CRP-2/2A has recorded a history of subsidence of the Victoria Land Basin margin that is similar to that found in CIROS-170 km to the south, reflecting stability in both basin and the adjacent mountains in late Cenozoic times, but with slow net accumulation in the middle Cenozoic. The climatic indicators from both drill holes show a similar correspondence, indicating polar conditions for the Quaternary but with sub-polar conditions in the early Miocene-late Oligocene and indications of warmer conditions still in the early Oligocene. Correlation between the CRP-2A core and seismic records shows that seismic units V3 and V4, both widespread in the Victoria Land Basin, represent a period of fluctuating ice margins and glacimarine sedimentation.
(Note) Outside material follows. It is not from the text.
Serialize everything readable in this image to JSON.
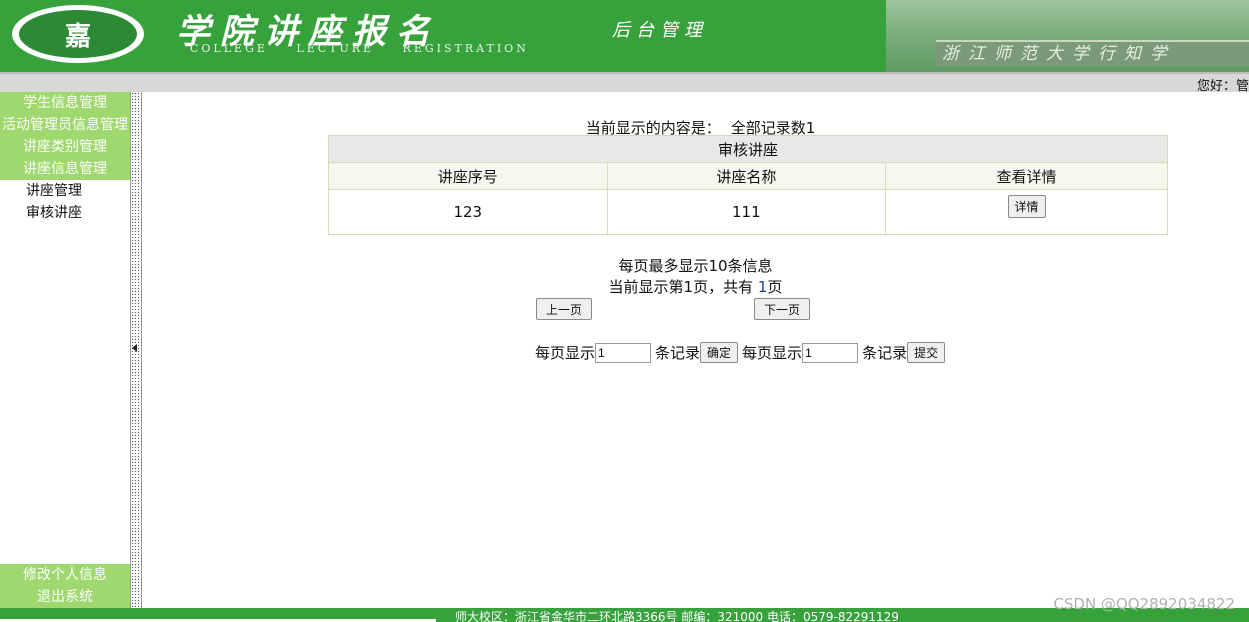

The next drill hole, CRP-3, is expected to core deep into V5 and extend this record of climate and tectonics still further back in time.
Latitude: -77.005981 * Longitude: 163.719450
Date/Time Start: 1998-10-01T00:00:00 * Date/Time End: 1998-11-25T14:20:00
CRP-2 (14.2 km at 096° true from Cape Roberts) * Latitude: -77.005983 * Longitude: 163.719450 * Date/Time: 1998-10-01T00:00:00 * Elevation: -177.9 m * Recovery: 57.42 m * Location: off Cape Roberts, Ross Sea, Antarctica * Campaign: CRP-2 * Basis: Sampling/drilling from ice * Method/Device: Core wireline system (CWS) * Comment: 921 m at 284° from CRP-1. Sea-ice thickness: 2.0 m (1 Oct) to 2.2 m (23 Nov). Sea riser embedded to 13.03 mbsf. Lateral ice movement: 9.87 m to east from 17 Oct to 23 Nov. HQ core to 199.31 mbsf. NQ core to 624.15 mbsf
CRP-2A (14.2 km at 096° true from Cape Roberts) * Latitude: -77.005980 * Longitude: 163.719450 * Date/Time Start: 1998-10-16T07:30:00 * Date/Time End: 1998-11-25T14:20:00 * Elevation: -177.9 m * Recovery: 624 m * Location: off Cape Roberts, Ross Sea, Antarctica * Campaign: CRP-2 * Basis: Sampling/drilling from ice * Method/Device: Core wireline system (CWS) * Comment: 921 m at 284° from CRP-1. Sea-ice thickness: 2.0 m (1 Oct) to 2.2 m (23 Nov). Sea riser embedded to 13.03 mbsf. Lateral ice movement: 9.87 m to east from 17 Oct to 23 Nov. HQ core to 199.31 mbsf. NQ core to 624.15 mbsf. 13.03 to 45.97 mbsf, 11.29 m (34%) partially following CRP-2. 45.07 to 624.15 mbsf, 548.67 m (95%) new hole. Deepest core-lithology: hard sandy siltstone. Deepest core-age: earliest Oligocene (ca. 33 Ma on diatoms, nannofossils and dinoflagellates)
Datasets listed in this publication series
- CRP Science Team (2000): Biostratigraphical datum events in sediment core CRP-2/2A (Table 7.1). https://doi.org/10.1594/PANGAEA.57055
- CRP Science Team (1999): Documentation of sediment core CRP-2 from core box images. https://doi.org/10.1594/PANGAEA.58400
- CRP Science Team (2000): Mineral assemblage in the sand fraction of sediment core CRP-2A investigated by smear slides (Table 4.3). https://doi.org/10.1594/PANGAEA.57053
- Fielding, CR; CRP Science Team (2001): Documentation of sediment core CRP-2A by box images/photos. https://doi.org/10.1594/PANGAEA.58401